Guest Author - James M. Lowrance
by: James M. "JimLow" Lowrance
The chronic worry aspect of anxiety is what is most often mistakenly referred to as depression, when it is actually a fear emotion. Fear of the future, fear about health, finances etc., and though it is not in the depression category, worry can result in depression due to the prolonged periods of stress it causes.
To better illustrate this, let’s look at a couple of example scenarios. In the first one, we have a man, with a very important business meeting coming up. In this meeting, he will be required to convince the heads of his company that his past accomplishments merit him a promotion to a more important, advanced position with the firm.
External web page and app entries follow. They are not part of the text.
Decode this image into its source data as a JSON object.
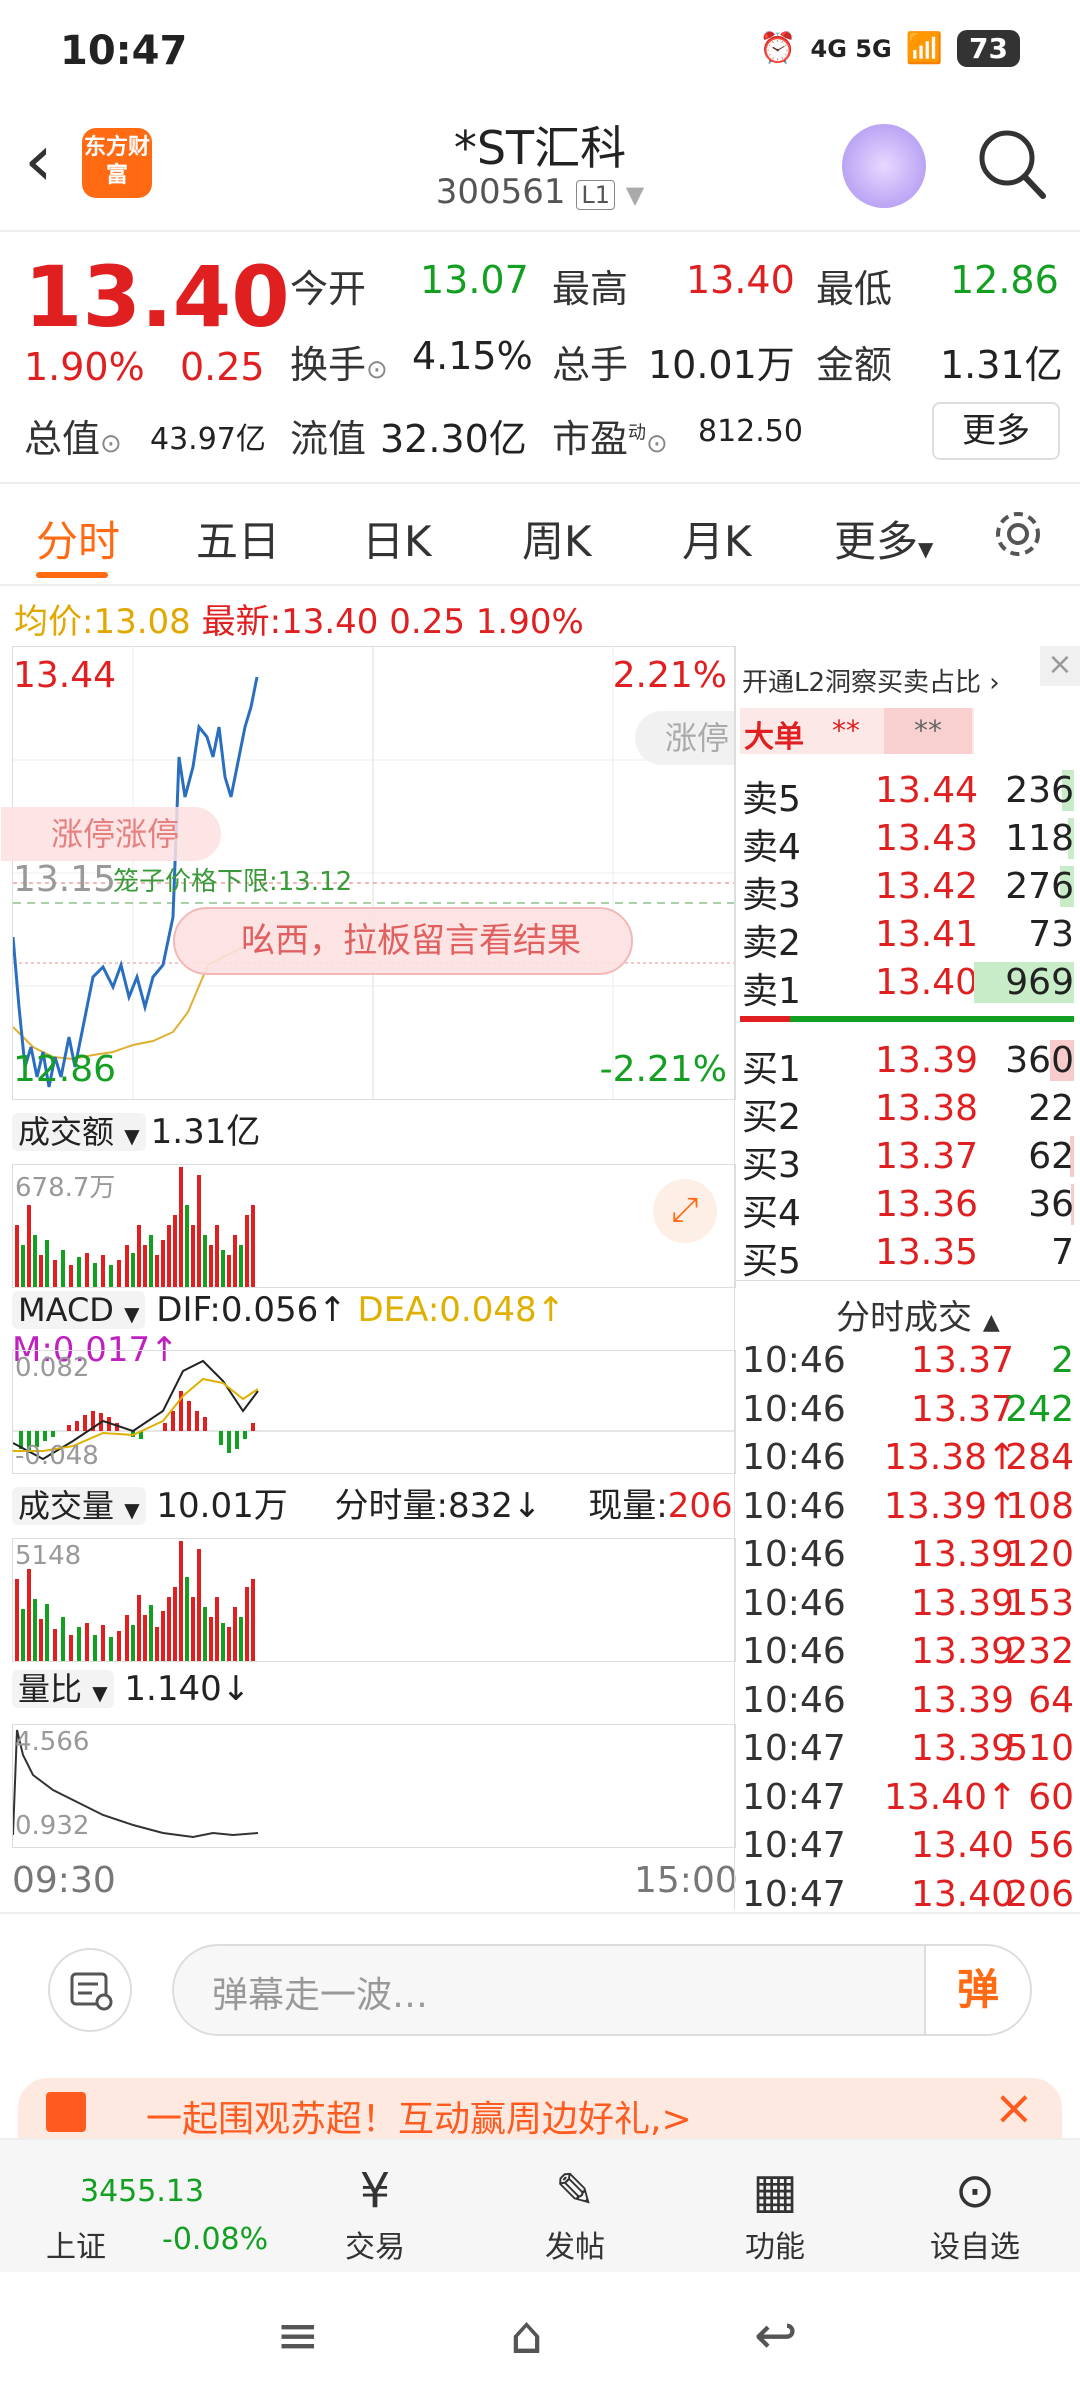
{
  "status_bar": {
    "time": "10:47",
    "network": "4G 5G",
    "battery": "73"
  },
  "header": {
    "app_logo_text": "东方财富",
    "stock_name": "*ST汇科",
    "stock_code": "300561",
    "level_badge": "L1"
  },
  "quote": {
    "price": "13.40",
    "change_pct": "1.90%",
    "change": "0.25",
    "metrics": [
      {
        "label": "今开",
        "value": "13.07"
      },
      {
        "label": "最高",
        "value": "13.40"
      },
      {
        "label": "最低",
        "value": "12.86"
      },
      {
        "label": "换手",
        "value": "4.15%"
      },
      {
        "label": "总手",
        "value": "10.01万"
      },
      {
        "label": "金额",
        "value": "1.31亿"
      },
      {
        "label": "总值",
        "value": "43.97亿"
      },
      {
        "label": "流值",
        "value": "32.30亿"
      },
      {
        "label": "市盈",
        "value": "812.50"
      }
    ],
    "pe_sup": "动",
    "more_button": "更多"
  },
  "tabs": [
    "分时",
    "五日",
    "日K",
    "周K",
    "月K",
    "更多"
  ],
  "chart": {
    "avg_label": "均价:",
    "avg_value": "13.08",
    "latest_label": "最新:",
    "latest_value": "13.40",
    "latest_change": "0.25",
    "latest_pct": "1.90%",
    "y_high": "13.44",
    "y_mid": "13.15",
    "y_low": "12.86",
    "pct_high": "2.21%",
    "pct_low": "-2.21%",
    "limit_up_tag": "涨停",
    "limit_badge": "涨停涨停",
    "cage_label": "笼子价格下限:",
    "cage_value": "13.12",
    "promo_bubble": "吆西，拉板留言看结果",
    "turnover_label": "成交额",
    "turnover_value": "1.31亿",
    "turnover_max": "678.7万",
    "macd_label": "MACD",
    "dif": "DIF:0.056↑",
    "dea": "DEA:0.048↑",
    "m": "M:0.017↑",
    "macd_top": "0.082",
    "macd_bottom": "-0.048",
    "volume_label": "成交量",
    "volume_value": "10.01万",
    "fenshi_label": "分时量:",
    "fenshi_value": "832↓",
    "xianliang_label": "现量:",
    "xianliang_value": "206",
    "volume_max": "5148",
    "ratio_label": "量比",
    "ratio_value": "1.140↓",
    "ratio_top": "4.566",
    "ratio_bottom": "0.932",
    "x_start": "09:30",
    "x_end": "15:00"
  },
  "orderbook": {
    "l2_promo": "开通L2洞察买卖占比",
    "big_order_label": "大单",
    "big_order_a": "**",
    "big_order_b": "**",
    "sells": [
      {
        "label": "卖5",
        "price": "13.44",
        "vol": "236"
      },
      {
        "label": "卖4",
        "price": "13.43",
        "vol": "118"
      },
      {
        "label": "卖3",
        "price": "13.42",
        "vol": "276"
      },
      {
        "label": "卖2",
        "price": "13.41",
        "vol": "73"
      },
      {
        "label": "卖1",
        "price": "13.40",
        "vol": "969"
      }
    ],
    "buys": [
      {
        "label": "买1",
        "price": "13.39",
        "vol": "360"
      },
      {
        "label": "买2",
        "price": "13.38",
        "vol": "22"
      },
      {
        "label": "买3",
        "price": "13.37",
        "vol": "62"
      },
      {
        "label": "买4",
        "price": "13.36",
        "vol": "36"
      },
      {
        "label": "买5",
        "price": "13.35",
        "vol": "7"
      }
    ],
    "ticks_title": "分时成交",
    "ticks": [
      {
        "t": "10:46",
        "p": "13.37",
        "v": "2",
        "c": "green"
      },
      {
        "t": "10:46",
        "p": "13.37",
        "v": "242",
        "c": "green"
      },
      {
        "t": "10:46",
        "p": "13.38↑",
        "v": "284",
        "c": "red"
      },
      {
        "t": "10:46",
        "p": "13.39↑",
        "v": "108",
        "c": "red"
      },
      {
        "t": "10:46",
        "p": "13.39",
        "v": "120",
        "c": "red"
      },
      {
        "t": "10:46",
        "p": "13.39",
        "v": "153",
        "c": "red"
      },
      {
        "t": "10:46",
        "p": "13.39",
        "v": "232",
        "c": "red"
      },
      {
        "t": "10:46",
        "p": "13.39",
        "v": "64",
        "c": "red"
      },
      {
        "t": "10:47",
        "p": "13.39",
        "v": "510",
        "c": "red"
      },
      {
        "t": "10:47",
        "p": "13.40↑",
        "v": "60",
        "c": "red"
      },
      {
        "t": "10:47",
        "p": "13.40",
        "v": "56",
        "c": "red"
      },
      {
        "t": "10:47",
        "p": "13.40",
        "v": "206",
        "c": "red"
      }
    ]
  },
  "danmu": {
    "placeholder": "弹幕走一波…",
    "send": "弹"
  },
  "banner": {
    "text": "一起围观苏超！互动赢周边好礼,>"
  },
  "bottom_nav": {
    "index_value": "3455.13",
    "index_name": "上证",
    "index_change": "-0.08%",
    "items": [
      "交易",
      "发帖",
      "功能",
      "设自选"
    ]
  },
  "colors": {
    "up": "#e02020",
    "down": "#13a022",
    "accent": "#ff6a13"
  }
}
The meeting is two weeks away and yet the man has such hopes in doing well at the meeting, that he worries himself sick during the entire two weeks leading up to the meeting. Family or friends observing his period of chronic worry, might make the remark, “He sure has been depressed these past two weeks.” The fact is, the man was experiencing a manifestation of anxiety, called chronic worry, being triggered by a fear of failure.
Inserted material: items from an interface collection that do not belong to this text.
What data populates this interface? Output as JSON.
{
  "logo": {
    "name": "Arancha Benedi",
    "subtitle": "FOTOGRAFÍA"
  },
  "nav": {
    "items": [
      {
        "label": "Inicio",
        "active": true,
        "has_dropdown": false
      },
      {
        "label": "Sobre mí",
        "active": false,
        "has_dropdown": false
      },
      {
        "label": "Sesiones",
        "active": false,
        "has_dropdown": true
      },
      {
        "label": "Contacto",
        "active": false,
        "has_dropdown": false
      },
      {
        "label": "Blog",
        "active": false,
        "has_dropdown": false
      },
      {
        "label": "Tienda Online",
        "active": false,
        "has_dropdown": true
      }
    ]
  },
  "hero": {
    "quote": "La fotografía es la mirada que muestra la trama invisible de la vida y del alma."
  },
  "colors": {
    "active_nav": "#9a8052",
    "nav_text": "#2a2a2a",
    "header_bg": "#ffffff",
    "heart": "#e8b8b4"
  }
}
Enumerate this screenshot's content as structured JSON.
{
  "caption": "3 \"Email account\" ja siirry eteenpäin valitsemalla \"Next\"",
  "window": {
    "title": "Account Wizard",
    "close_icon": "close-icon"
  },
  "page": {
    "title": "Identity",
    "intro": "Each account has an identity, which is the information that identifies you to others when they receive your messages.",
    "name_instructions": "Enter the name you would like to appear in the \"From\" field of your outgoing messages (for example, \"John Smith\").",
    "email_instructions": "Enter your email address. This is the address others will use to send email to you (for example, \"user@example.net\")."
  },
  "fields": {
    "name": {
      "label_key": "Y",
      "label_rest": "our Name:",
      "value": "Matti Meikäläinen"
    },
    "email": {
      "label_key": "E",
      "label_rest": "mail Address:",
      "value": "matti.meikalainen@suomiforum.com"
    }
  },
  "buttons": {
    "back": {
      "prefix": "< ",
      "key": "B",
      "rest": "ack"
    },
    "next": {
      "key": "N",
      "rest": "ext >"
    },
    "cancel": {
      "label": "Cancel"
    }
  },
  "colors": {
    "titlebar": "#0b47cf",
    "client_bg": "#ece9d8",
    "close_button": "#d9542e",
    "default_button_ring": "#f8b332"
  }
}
In a second example scenario, we have a woman who does lose a long held position she had with a prestigious firm. This causes her to sink into a deep feeling of profound loss, that she feels she cannot recoupe from. She has continual feelings of sadness and has constant crying spells. An observer remarks, “She has just been a bundle of nerves since losing her job and she’s really going through an anxious time right now.” In reality, the woman’s experience is more so in the depression category because she is experiencing profound sadness over losing her long held position.
While we may be able to better place these examples of emotional scenarios into either the anxiety or depression categories, we also realize that both of these people very likely also experienced aspects of the other emotion as well. Again, this demonstrates how closely related these emotions are and how they often co-exist and can also fuel each other, causing worsening symptoms of each.
Thankfully, there are treatments that help both emotional disorders simultaneously, such as SSRI (selective serotonin reuptake inhibitors)antidepressants, that are designed to help patients with both anxiety and depression, or either of them. There are also treatments, such as “Cognitive Behavioral Therapy," that offers coping and overcoming skills, for both anxiety and depression.
People experiencing these common emotional disorders and the family, friends and associates of these patients, should be aware of how commonly these disorders co-exist but should also learn about the major features that help distinguish them.
James Mark Lowrance "JimLow"
Married: 23 years (6-25-1983), to wife Jan
Occupation: I'm a contract salesperson, since 1989.
I have a patented fishing accessory I invented on the market, carried by Bass Pro, Academy and Cabela's but at one time was regionally carried by Wal-Marts for 6 years. Website: www.jimlowsaudios.com/anxietyaudio .html , featuring articles on emotional disorders and thyroid disease. I also offer audios on these subjects.
My Diagnosis: I was diagnosed in early 2003 with hypothyroidism but was seeking help for symptoms, in 2002. Symptoms were: fatigue (the big one), anxiety, depression, joint pain, dry skin, red flush on face, hives etc... and it is my experience with these disorders that has given me a passion to help inform others who suffer with them.